# Problem details:
Set down the data below in full and exactly, minus the pictures.

# Collected data entries:
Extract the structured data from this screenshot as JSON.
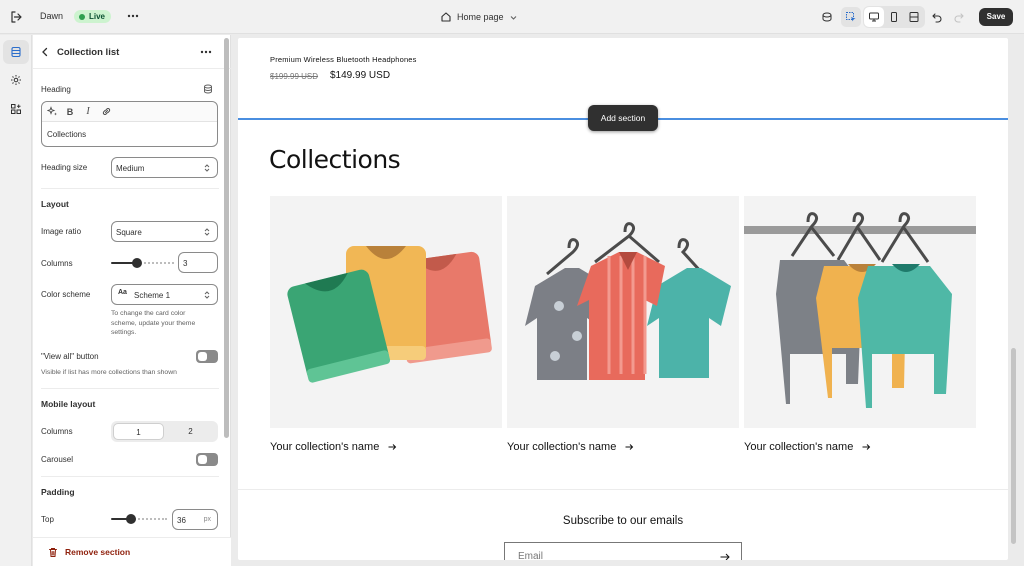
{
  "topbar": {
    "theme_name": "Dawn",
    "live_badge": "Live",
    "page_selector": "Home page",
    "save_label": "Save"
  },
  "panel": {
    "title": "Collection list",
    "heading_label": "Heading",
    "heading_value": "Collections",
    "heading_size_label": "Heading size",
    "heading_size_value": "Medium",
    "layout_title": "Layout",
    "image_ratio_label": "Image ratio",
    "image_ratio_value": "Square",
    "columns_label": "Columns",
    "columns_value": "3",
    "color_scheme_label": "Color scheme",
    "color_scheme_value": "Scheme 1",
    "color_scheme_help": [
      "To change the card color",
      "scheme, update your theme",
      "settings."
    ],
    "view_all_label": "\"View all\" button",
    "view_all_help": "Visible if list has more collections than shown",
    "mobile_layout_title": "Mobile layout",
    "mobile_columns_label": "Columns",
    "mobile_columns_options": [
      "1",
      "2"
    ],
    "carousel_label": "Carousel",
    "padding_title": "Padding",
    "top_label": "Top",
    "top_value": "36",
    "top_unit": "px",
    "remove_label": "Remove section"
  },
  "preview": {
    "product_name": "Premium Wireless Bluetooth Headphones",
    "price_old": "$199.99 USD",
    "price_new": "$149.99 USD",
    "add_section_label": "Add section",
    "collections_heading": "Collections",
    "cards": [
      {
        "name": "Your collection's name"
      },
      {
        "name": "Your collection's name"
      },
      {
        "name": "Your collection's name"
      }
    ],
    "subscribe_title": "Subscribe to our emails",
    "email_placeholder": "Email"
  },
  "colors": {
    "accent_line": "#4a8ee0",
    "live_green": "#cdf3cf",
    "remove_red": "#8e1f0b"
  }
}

# Answer below:
Extract the structured data from this screenshot as JSON.
{
  "topbar": {
    "theme_name": "Dawn",
    "live_badge": "Live",
    "page_selector": "Home page",
    "save_label": "Save"
  },
  "panel": {
    "title": "Collection list",
    "heading_label": "Heading",
    "heading_value": "Collections",
    "heading_size_label": "Heading size",
    "heading_size_value": "Medium",
    "layout_title": "Layout",
    "image_ratio_label": "Image ratio",
    "image_ratio_value": "Square",
    "columns_label": "Columns",
    "columns_value": "3",
    "color_scheme_label": "Color scheme",
    "color_scheme_value": "Scheme 1",
    "color_scheme_help": [
      "To change the card color",
      "scheme, update your theme",
      "settings."
    ],
    "view_all_label": "\"View all\" button",
    "view_all_help": "Visible if list has more collections than shown",
    "mobile_layout_title": "Mobile layout",
    "mobile_columns_label": "Columns",
    "mobile_columns_options": [
      "1",
      "2"
    ],
    "carousel_label": "Carousel",
    "padding_title": "Padding",
    "top_label": "Top",
    "top_value": "36",
    "top_unit": "px",
    "remove_label": "Remove section"
  },
  "preview": {
    "product_name": "Premium Wireless Bluetooth Headphones",
    "price_old": "$199.99 USD",
    "price_new": "$149.99 USD",
    "add_section_label": "Add section",
    "collections_heading": "Collections",
    "cards": [
      {
        "name": "Your collection's name"
      },
      {
        "name": "Your collection's name"
      },
      {
        "name": "Your collection's name"
      }
    ],
    "subscribe_title": "Subscribe to our emails",
    "email_placeholder": "Email"
  },
  "colors": {
    "accent_line": "#4a8ee0",
    "live_green": "#cdf3cf",
    "remove_red": "#8e1f0b"
  }
}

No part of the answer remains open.